    Posted by Jonathan on January 27th, 2008 (All posts by )

    Technological advances, from the light bulb and telephone, to the car and airplane, to the transistor and internet, are discontinuities from life as previously known. So are penicillin, the C-section, Lipitor and MRI’s. So are innovations like the corporate org chart, capital and expense accounting, the experience curve, and consumer marketing. All these innovations constitute the infrastructure of wealth and longevity.
     
    Within the general trend of increased global wealth and longevity are periods of decidedly negative impact as well. The Black Death of 1348 wiped out half of Europe, the 1918 influenza epidemic killed 30 million people, and World War II reduced the earth’s population by 2.5%. Mao and Stalin also killed tens of millions of their people. There have periods of economic death as well. The 75 years of the USSR’s existence comes to mind, and of course the Great Crash, when the Dow Jones Industrials went from 299 to 41, and a quarter of America went unemployed. We would note that few of these negative discontinuities were foreseen (heck, the New York Times may still think that the USSR was a model of economic success!).
     
    We really don’t know what is going to happen in the future, in part because the West is fat, dumb and happy, and has been so for a very long time now, at least since World War II. So we do not know what will happen when the West, and other parts of the world, experience the inevitable and severe stresses associated with the massive discontinuities that inevitably happen from time to time. The West has been super lucky in that the post-WWII discontinuities have almost all been on the positive side so far. It would be a mistake to blithely extrapolate that endlessly into the future.

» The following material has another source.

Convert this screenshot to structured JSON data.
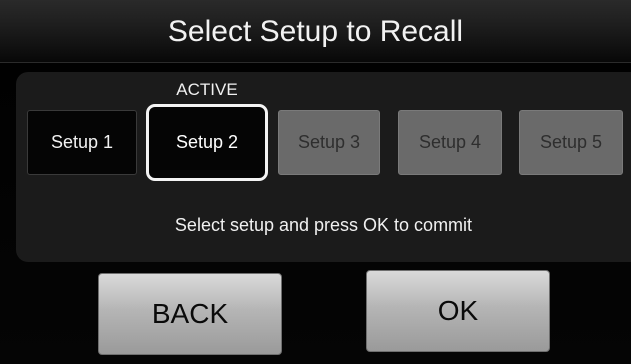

    -Dinocrat

     

    4 Responses to “Quote of the Day”

    1. dearieme Says:

      “The Black Death of 1348 wiped out half of Europe.” When I was a boy it was a third. Just goes to show how much safer the world was in the 50s.

    2. Jonathan Says:

      It’s a Wikipedia cite. Need any more be said?

    3. Don Says:

      “The West has been super lucky in that the post-WWII discontinuities have almost all been on the positive side so far.”

      Luck?
      Rather its an attitude in the West of using more of the brain god gave us and less of the knee. The engine of 19th century America which embraced the opportunities of the future rather than entrenching to preserve the past. If there was any luck it was played by a Virginia planter and hundreds of freemen trudging through December snows to carry out their surge in a desperate enterprise floundering in the darkness of winter. Had they not succeeded and the resource of North America not been available by the 20th Century through the industry of millions of Americans this world would be darker, nastier, and deadlier just like any place else in the previous centuries.

    4. veryretired Says:

      Luck? Of course. There’s always an element in any human equation that is dependent on the smile or frown of fortune. (The end of the Little Ice Age around 1800, for one example. In case you were wondering when global warming started—)

      But good fortune is an opportunity that has been available innumerable times over the millenia, and yet rarely, if ever, do we observe such a sea change in the wealth, health, and nature of human society as we have over the last few centuries.

      Why?

      I would contend that, in large part, the difference results from the enormous creative energy released when repressive social and cultural artifacts were removed by the more open political and economic system established in the US, and earlier in Britain, and ordinary men and women were allowed to innovate and experiment to an extent very rarely seen in human history before.

      Of course, as in any human enterprise, there have been any number of missteps, poor judgements, and outright errors, both culturally and technically. But it is no accident that the culture that adopted an empirical, scientific, rational approach to dealing with problems, at least in part, is the society that sent its sons to walk on the moon, while traditional, “taboo” laden cultures walked along looking at the same end of the water buffalo they had been looking at for hundreds or thousands of years.